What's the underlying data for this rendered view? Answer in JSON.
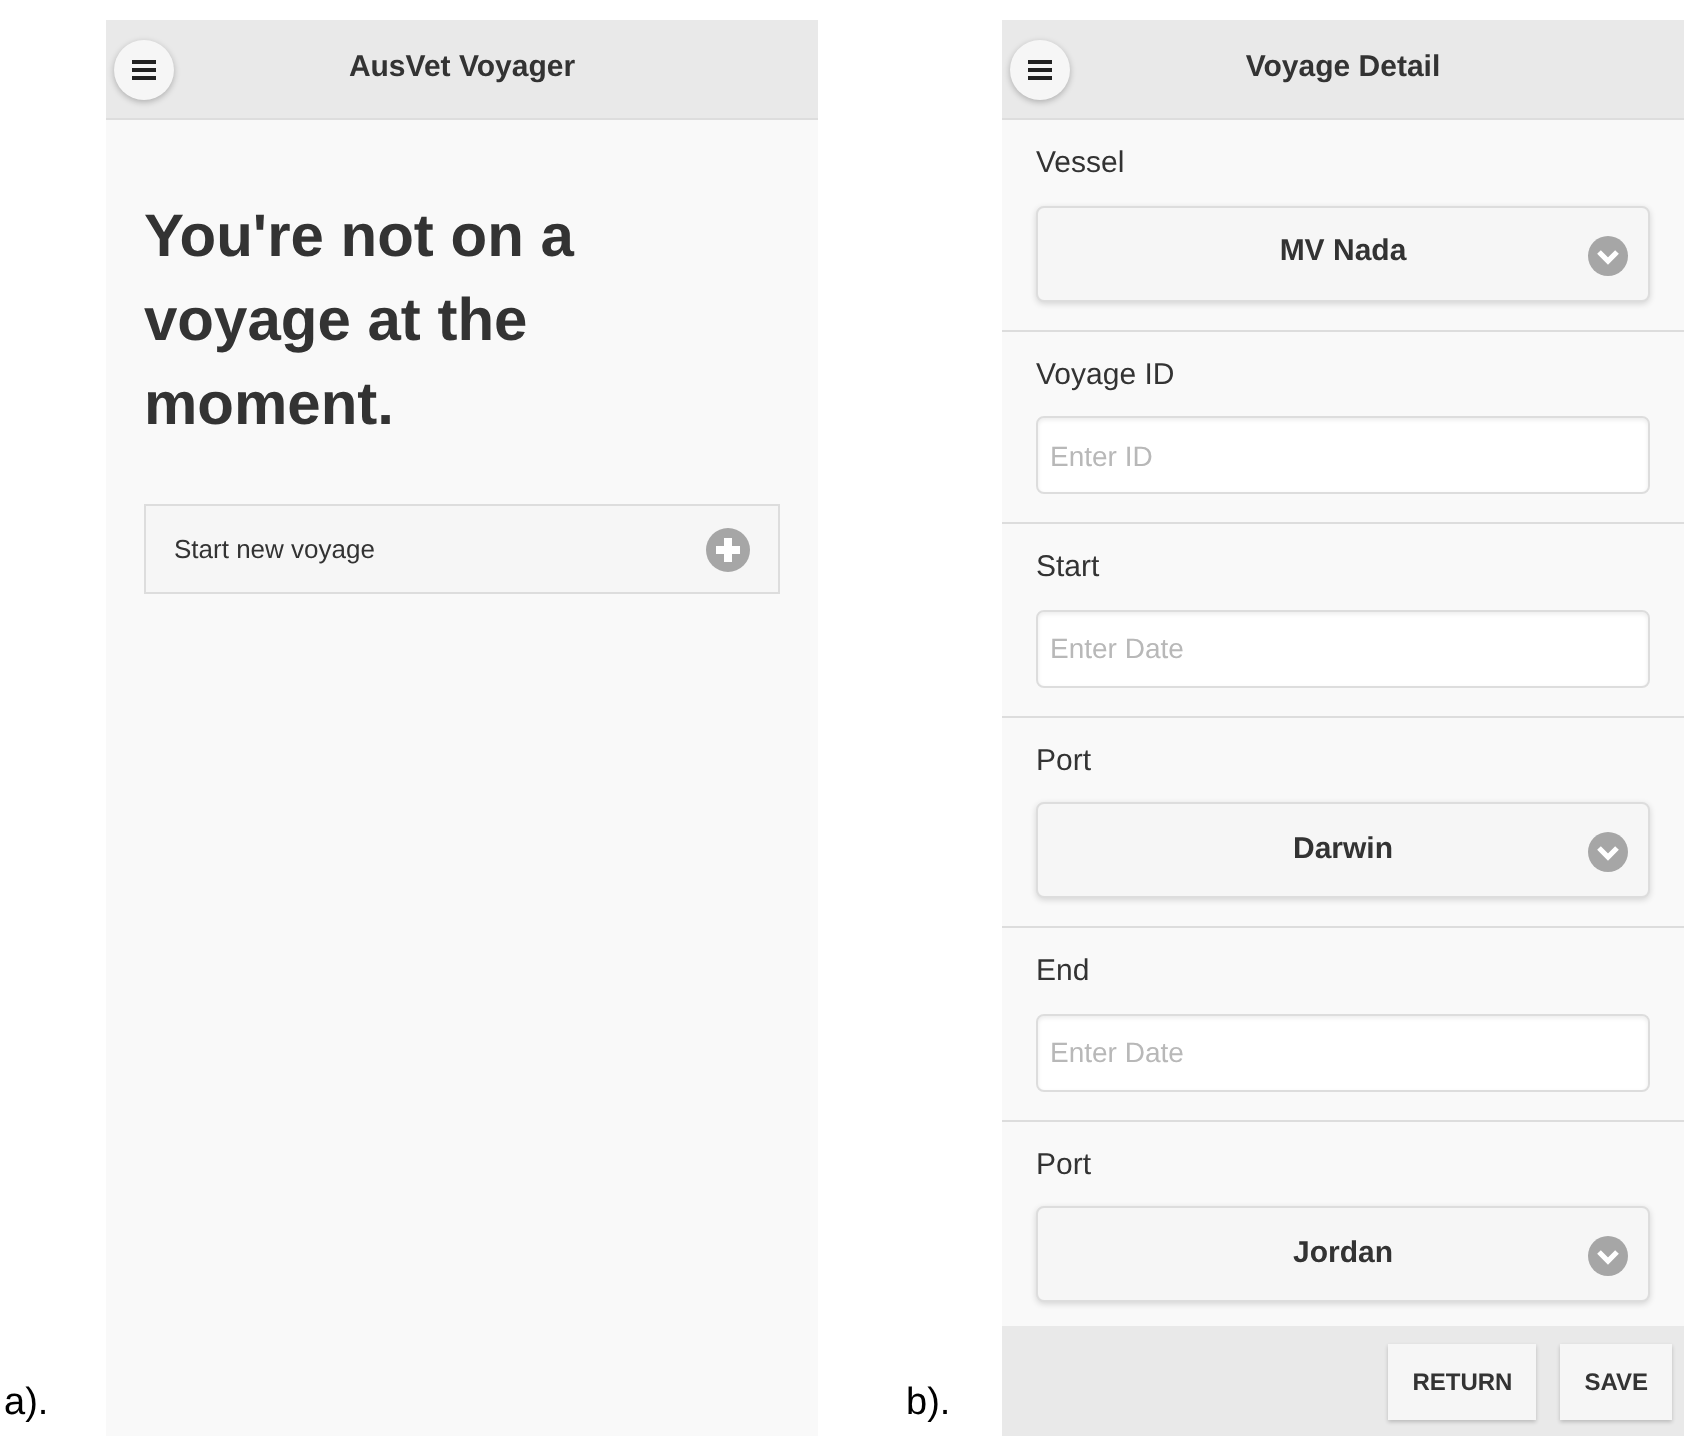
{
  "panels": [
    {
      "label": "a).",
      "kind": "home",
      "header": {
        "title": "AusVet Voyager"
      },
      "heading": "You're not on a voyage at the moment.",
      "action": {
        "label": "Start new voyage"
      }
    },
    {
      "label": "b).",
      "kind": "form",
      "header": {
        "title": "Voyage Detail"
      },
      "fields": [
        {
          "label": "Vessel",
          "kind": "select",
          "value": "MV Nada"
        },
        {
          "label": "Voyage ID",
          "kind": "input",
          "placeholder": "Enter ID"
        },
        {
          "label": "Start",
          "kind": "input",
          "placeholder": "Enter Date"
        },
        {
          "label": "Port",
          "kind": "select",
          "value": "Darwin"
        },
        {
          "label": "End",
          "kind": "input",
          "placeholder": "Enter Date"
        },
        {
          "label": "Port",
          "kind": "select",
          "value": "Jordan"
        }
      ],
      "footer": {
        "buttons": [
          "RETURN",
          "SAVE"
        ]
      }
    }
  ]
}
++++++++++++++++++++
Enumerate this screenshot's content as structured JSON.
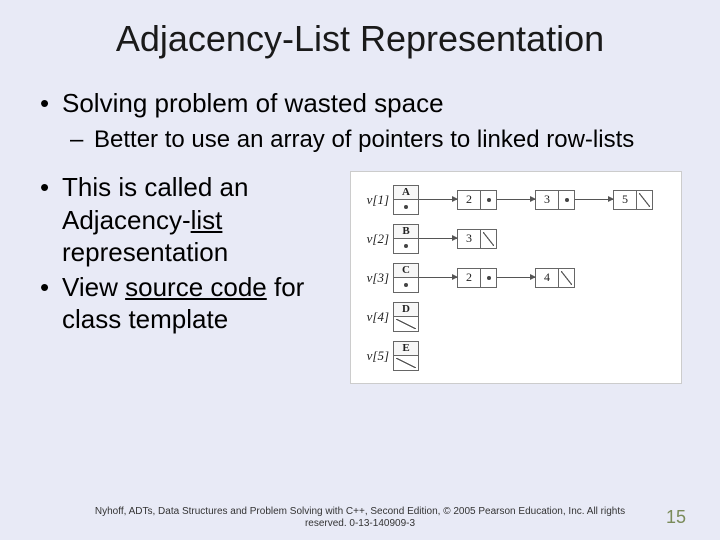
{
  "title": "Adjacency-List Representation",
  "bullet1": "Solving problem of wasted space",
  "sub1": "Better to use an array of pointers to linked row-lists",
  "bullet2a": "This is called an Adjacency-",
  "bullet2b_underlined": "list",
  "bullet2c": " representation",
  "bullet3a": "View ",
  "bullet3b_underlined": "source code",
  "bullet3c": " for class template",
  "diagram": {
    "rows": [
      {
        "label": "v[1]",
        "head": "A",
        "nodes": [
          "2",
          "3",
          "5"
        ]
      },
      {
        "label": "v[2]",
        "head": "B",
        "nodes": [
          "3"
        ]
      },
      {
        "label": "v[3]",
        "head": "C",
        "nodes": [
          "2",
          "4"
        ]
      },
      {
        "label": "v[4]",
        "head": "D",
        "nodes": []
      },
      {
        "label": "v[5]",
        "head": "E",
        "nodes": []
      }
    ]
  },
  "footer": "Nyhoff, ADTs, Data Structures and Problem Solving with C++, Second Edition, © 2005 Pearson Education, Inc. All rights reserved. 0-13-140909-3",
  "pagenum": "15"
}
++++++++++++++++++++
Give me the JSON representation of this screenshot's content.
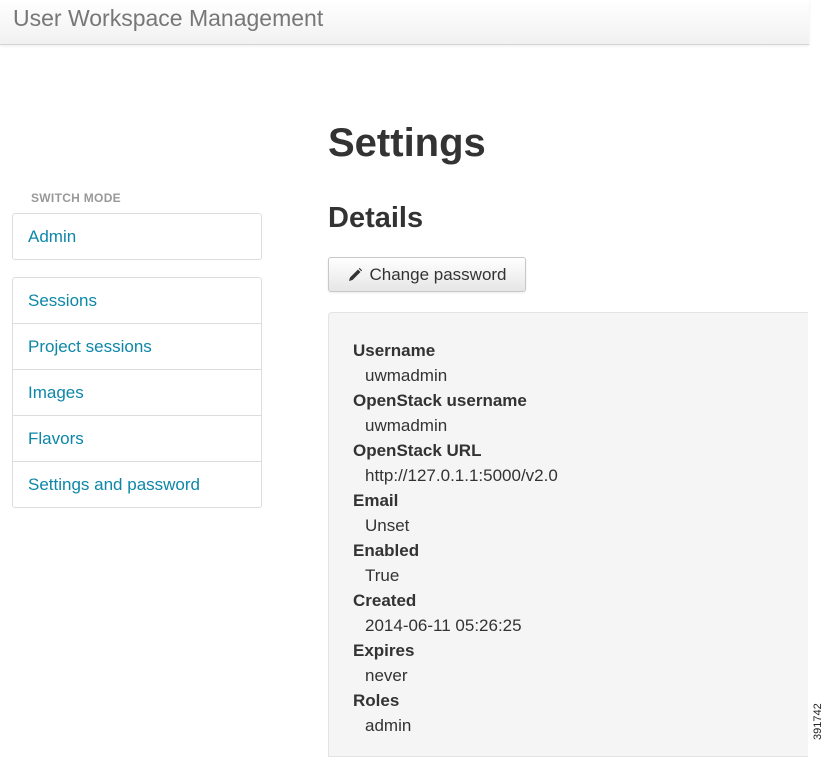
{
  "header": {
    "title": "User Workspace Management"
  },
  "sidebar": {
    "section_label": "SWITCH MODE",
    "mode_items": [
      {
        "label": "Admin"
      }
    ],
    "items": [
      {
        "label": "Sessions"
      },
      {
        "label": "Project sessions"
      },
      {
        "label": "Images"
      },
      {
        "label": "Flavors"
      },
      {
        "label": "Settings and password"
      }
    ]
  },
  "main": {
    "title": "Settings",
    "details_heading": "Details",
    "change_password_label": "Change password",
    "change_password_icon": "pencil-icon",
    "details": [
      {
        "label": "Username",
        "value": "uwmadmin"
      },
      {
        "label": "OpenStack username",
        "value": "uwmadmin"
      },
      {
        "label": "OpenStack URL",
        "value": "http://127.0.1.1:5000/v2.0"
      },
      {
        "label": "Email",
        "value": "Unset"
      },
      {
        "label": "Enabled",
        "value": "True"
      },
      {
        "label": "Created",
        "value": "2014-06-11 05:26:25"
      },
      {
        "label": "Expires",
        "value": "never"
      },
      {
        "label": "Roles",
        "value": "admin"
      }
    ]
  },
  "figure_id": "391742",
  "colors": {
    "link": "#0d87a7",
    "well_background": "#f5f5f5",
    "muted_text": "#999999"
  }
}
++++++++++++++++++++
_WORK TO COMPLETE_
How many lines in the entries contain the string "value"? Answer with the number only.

_RESULT OF THIS TASK_
11